Not only does this endeavor share geology that has never been seen before, but it helps support working farms, preserving open space and protecting the stonewalls that are so iconic to this region.
Like many of us, the founder of American Stonecraft ®, Gerald Croteau, fell in love with these archaeological stone ruins. Having practiced for a time as an economist, he saw the opportunity to add value and up-cycle unwanted farm produce as a rock gleaner.
Gerald founded American Stonecraft ® in his late 20s after seeing the inside of a fieldstone for the first time after a lifetime of seeing them only from the outside. He was amazed at what he had overlooked for so long, and realized that there was a sustainable supply of these rocks that he could help farmers share at their farm stands.
Diamond tools enable him to reveal amazing colors, patterns, and geologies in the humble New England farm-gathered fieldstone that he wanted to help share with others. He applied the mantra, if not him, then who?

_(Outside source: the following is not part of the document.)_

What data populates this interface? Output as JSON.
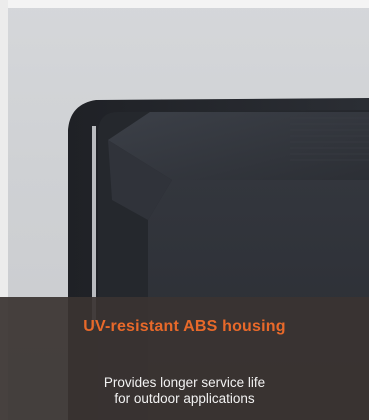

Gerald rolled up his sleeves, bootstrapped his life as an independent craftsman, touring at local arts and crafts shows, and taught himself how to make the fascinating products that still enchant him today. Each piece is signed by its maker, and produced under Gerald’s direct supervision if not by Gerald himself.